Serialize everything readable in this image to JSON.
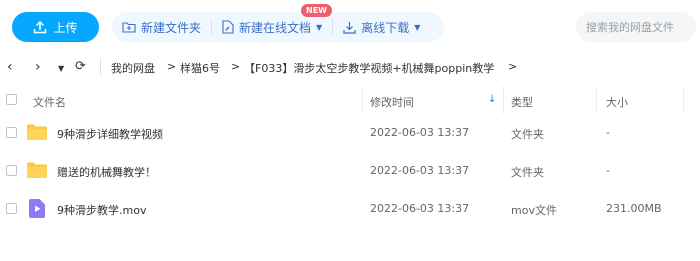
{
  "toolbar": {
    "upload_label": "上传",
    "new_folder_label": "新建文件夹",
    "new_online_doc_label": "新建在线文档",
    "new_badge": "NEW",
    "offline_download_label": "离线下载",
    "search_placeholder": "搜索我的网盘文件"
  },
  "breadcrumb": {
    "items": [
      "我的网盘",
      "样猫6号",
      "【F033】滑步太空步教学视频+机械舞poppin教学"
    ],
    "separator": ">"
  },
  "table": {
    "headers": {
      "name": "文件名",
      "modified": "修改时间",
      "type": "类型",
      "size": "大小"
    },
    "rows": [
      {
        "name": "9种滑步详细教学视频",
        "modified": "2022-06-03 13:37",
        "type": "文件夹",
        "size": "-",
        "icon": "folder-icon"
      },
      {
        "name": "赠送的机械舞教学！",
        "modified": "2022-06-03 13:37",
        "type": "文件夹",
        "size": "-",
        "icon": "folder-icon"
      },
      {
        "name": "9种滑步教学.mov",
        "modified": "2022-06-03 13:37",
        "type": "mov文件",
        "size": "231.00MB",
        "icon": "video-file-icon"
      }
    ]
  },
  "colors": {
    "accent": "#06a7ff",
    "folder": "#ffc93c",
    "video_icon": "#8b7cf6",
    "badge": "#f05e6d"
  }
}
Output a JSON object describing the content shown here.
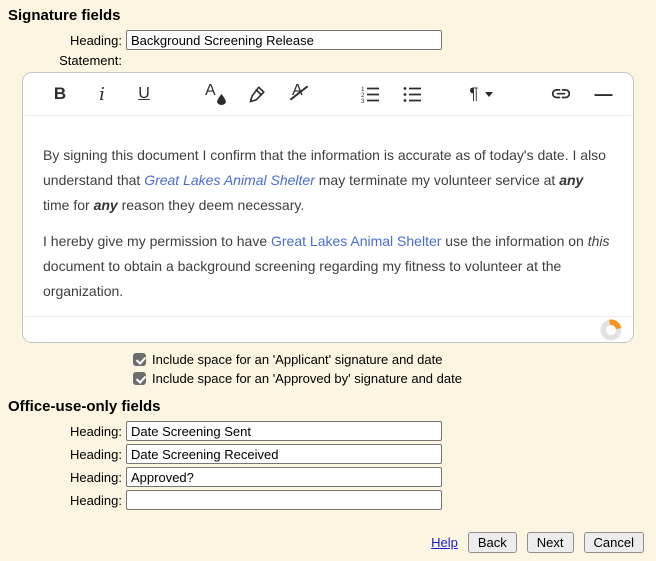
{
  "colors": {
    "page_bg": "#fcf5e1",
    "content_link": "#4a6bd4",
    "help_link": "#1a1ad6",
    "spinner_ring": "#e2e2e2",
    "spinner_segment": "#f7941d",
    "checkbox_checked": "#6d6d6d"
  },
  "signature": {
    "title": "Signature fields",
    "heading_label": "Heading:",
    "heading_value": "Background Screening Release",
    "statement_label": "Statement:"
  },
  "editor": {
    "toolbar": {
      "bold_glyph": "B",
      "italic_glyph": "i",
      "underline_glyph": "U",
      "color_glyph": "A",
      "clear_glyph": "A",
      "paragraph_glyph": "¶",
      "hr_glyph": "—",
      "icon_names": [
        "bold",
        "italic",
        "underline",
        "text-color",
        "highlight-marker",
        "clear-formatting",
        "numbered-list",
        "bullet-list",
        "paragraph-format",
        "insert-link",
        "horizontal-rule"
      ]
    },
    "statement": {
      "p1_text1": "By signing this document I confirm that the information is accurate as of today's date. I also understand that ",
      "p1_link": "Great Lakes Animal Shelter",
      "p1_text2": " may terminate my volunteer service at ",
      "p1_bold1": "any",
      "p1_text3": " time for ",
      "p1_bold2": "any",
      "p1_text4": " reason they deem necessary.",
      "p2_text1": "I hereby give my permission to have ",
      "p2_link": "Great Lakes Animal Shelter",
      "p2_text2": " use the information on ",
      "p2_italic": "this",
      "p2_text3": " document to obtain a background screening regarding my fitness to volunteer at the organization."
    }
  },
  "checkboxes": [
    {
      "label": "Include space for an 'Applicant' signature and date",
      "checked": true
    },
    {
      "label": "Include space for an 'Approved by' signature and date",
      "checked": true
    }
  ],
  "office": {
    "title": "Office-use-only fields",
    "fields": [
      {
        "label": "Heading:",
        "value": "Date Screening Sent"
      },
      {
        "label": "Heading:",
        "value": "Date Screening Received"
      },
      {
        "label": "Heading:",
        "value": "Approved?"
      },
      {
        "label": "Heading:",
        "value": ""
      }
    ]
  },
  "footer": {
    "help": "Help",
    "back": "Back",
    "next": "Next",
    "cancel": "Cancel"
  }
}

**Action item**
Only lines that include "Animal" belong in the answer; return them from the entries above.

**Answer section**
      "p1_link": "Great Lakes Animal Shelter",
      "p2_link": "Great Lakes Animal Shelter",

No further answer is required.